My plans for tonight’s astronomy were take out scope, point towards Jupiter, view it, the nearby planet Uranus and then move about half the Jupiter-Moon distance in the opposite direction to the Moon and find comet Temple, presently at 8th magnitude or thereabouts. Sadly, cloud crowded over the eastern half of the sky and never really melted away properly until now, as the Sun rises.
Before the cloud had a chance to move in, I took a snap or two of the ISS pass at 23:20. I looked to the north, but there was nothing doing from where I was and so headed indoors. Ten or fifteen minutes later, Stuart Atkinson sent a text warning that Noctilucent Clouds were about. A second text suggested they were pretty bright.
I headed out, but the cloud was thick and again from my observing positions, not much in terms of NLCs could be seen. At Stuart’s request I did a weather check and things looked pretty bad for the night, with mixed cloud and clear spells peaking about 2am, clearing for 4am and then regathering strength. As it happened, they cleared a bit earlier and have regathered strength since I began writing this.
I carried on with normal stuff on the computer until about 3am when I noticed a persistent white glow to the north. Initially dismissing it as the Sun or twilight poking through a hole in the clouds, I took a closer look and saw the clouds were actually not as extensive as I thought – and to the north-west, an obvious set of NLCs fought the growing light of the Sun. I texted Stuart and headed out.
I headed to the Cliff Terrace back lane where I normally get things to the north and did a few test shots, which came out nicely. I then headed to the front of the terrace, which gave me a Western view, at which point more photos where taken. Although very bright, it wasn’t as extensive as the bigger displays of last year. I headed to Bowling Fell and took a few more shots over the town, but the emergent twilight was already killing them off.

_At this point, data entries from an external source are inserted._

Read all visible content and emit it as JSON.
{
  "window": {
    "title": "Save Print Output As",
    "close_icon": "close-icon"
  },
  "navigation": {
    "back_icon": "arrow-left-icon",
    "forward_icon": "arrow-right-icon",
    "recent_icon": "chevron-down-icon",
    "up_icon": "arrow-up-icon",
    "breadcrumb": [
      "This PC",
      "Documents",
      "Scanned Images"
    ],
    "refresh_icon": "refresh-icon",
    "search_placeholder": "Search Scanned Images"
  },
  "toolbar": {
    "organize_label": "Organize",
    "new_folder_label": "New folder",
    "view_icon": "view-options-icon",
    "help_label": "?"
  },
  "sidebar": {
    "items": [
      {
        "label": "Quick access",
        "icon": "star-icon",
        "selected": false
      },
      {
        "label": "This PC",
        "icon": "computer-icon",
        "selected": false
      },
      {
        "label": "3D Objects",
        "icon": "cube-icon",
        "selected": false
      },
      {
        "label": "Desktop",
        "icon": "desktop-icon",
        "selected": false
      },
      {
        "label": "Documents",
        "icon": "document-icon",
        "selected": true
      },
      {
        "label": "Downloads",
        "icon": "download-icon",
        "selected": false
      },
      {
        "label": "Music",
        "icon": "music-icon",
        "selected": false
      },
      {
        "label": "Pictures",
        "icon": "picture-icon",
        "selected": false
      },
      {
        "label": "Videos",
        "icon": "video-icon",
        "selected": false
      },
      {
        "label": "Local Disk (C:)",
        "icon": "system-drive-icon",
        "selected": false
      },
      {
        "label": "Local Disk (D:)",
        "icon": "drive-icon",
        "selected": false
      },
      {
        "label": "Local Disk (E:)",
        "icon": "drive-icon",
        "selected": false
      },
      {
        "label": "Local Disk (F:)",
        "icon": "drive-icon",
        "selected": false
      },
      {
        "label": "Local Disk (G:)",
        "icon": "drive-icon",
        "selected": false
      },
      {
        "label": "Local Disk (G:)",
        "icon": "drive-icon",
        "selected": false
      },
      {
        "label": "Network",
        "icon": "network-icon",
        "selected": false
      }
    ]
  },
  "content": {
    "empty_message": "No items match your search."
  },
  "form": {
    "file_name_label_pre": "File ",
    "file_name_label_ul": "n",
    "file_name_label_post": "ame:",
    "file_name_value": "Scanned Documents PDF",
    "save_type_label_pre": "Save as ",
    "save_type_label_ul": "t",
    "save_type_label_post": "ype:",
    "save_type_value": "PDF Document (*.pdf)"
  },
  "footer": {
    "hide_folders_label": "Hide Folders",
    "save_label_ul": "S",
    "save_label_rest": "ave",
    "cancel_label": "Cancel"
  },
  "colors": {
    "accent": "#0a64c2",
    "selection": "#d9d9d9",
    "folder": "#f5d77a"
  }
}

Back to Cliff Terrace to see what little I could and then back home for 3.30am. From the office window, I was able to see and snap the final wisp or two before uploading to my NLCs 2010 flickr set and writing this.